In a 1988 interview, Frank Black gave this explanation of his songwriting process:
"Eighty percent of it's baloney, yeah... I write the songs by singing a whole bunch of syllables along with the chord progressions, and they become words. A bunch of five words might mean something, or stand for something. But the five words after it, or preceding it, sure as hell won't have anything to do with them."
It seems that the point of Pixies lyrics is not to get at specific meanings or themes, or even to follow a steady structure. For example, even though Black talks about singing "syllables along with the chord progressions," those syllables don't usually end up matching from verse to verse. Take how the second line of the first verse, "try this trick and spin it, yeah," is only seven syllables, while the second line of the second verse, "animals were hiding behind the rock," is ten. The two lines have almost the same melody, but are still structurally unique. This affects how they are sung, and contributes to the idiosyncratic vocal style Black is known for.
We here at Shmoop like some ambiguity in works of literature and music, but sometimes a work doesn’t even have a couple of competing analyses—it's just plain hard to figure out.
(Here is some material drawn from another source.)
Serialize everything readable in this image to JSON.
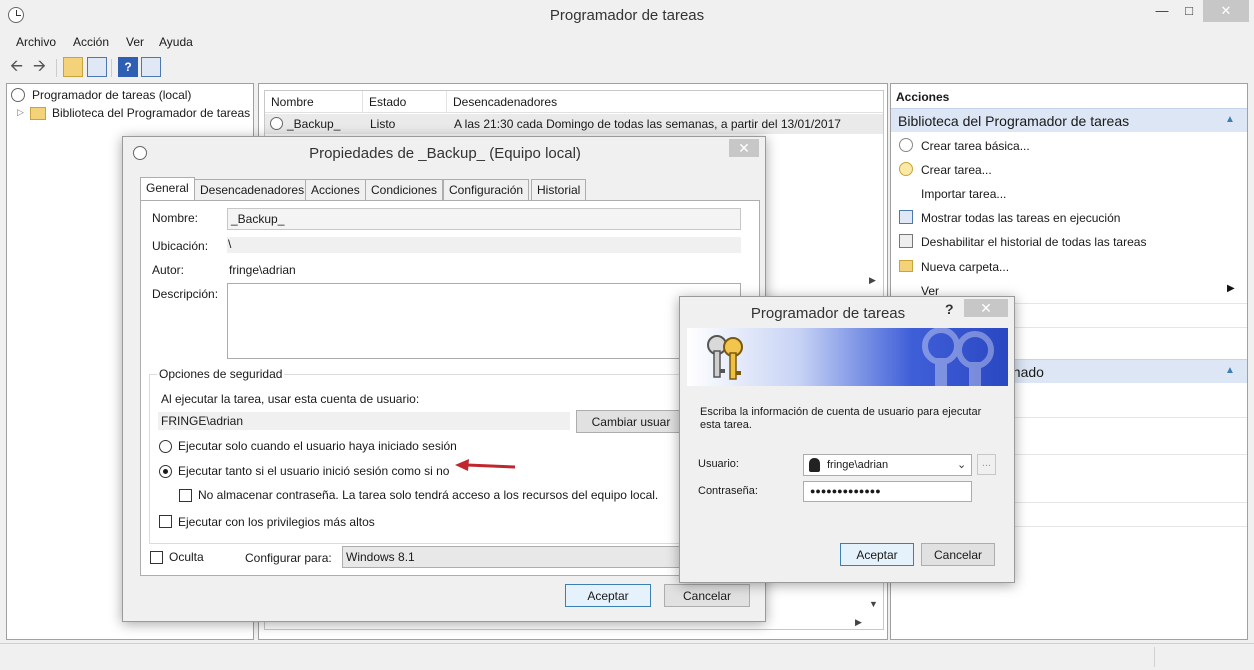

We think that's the case with "Where Is My Mind?". Maybe we should just approach Frank Black's does art the same way he did: "It's definitely arbitrary, about going with the immediate...about saying something without thinking about why you said it, and because it has a root inside you, it's much more real, true to you, than if you think and analyze everything."
We can't resist pointing out, though, that since Black can tell you why he prefers to write the way he does, he has probably—consciously or subconsciously—analyzed other ways of writing and rejected them in favor of his own.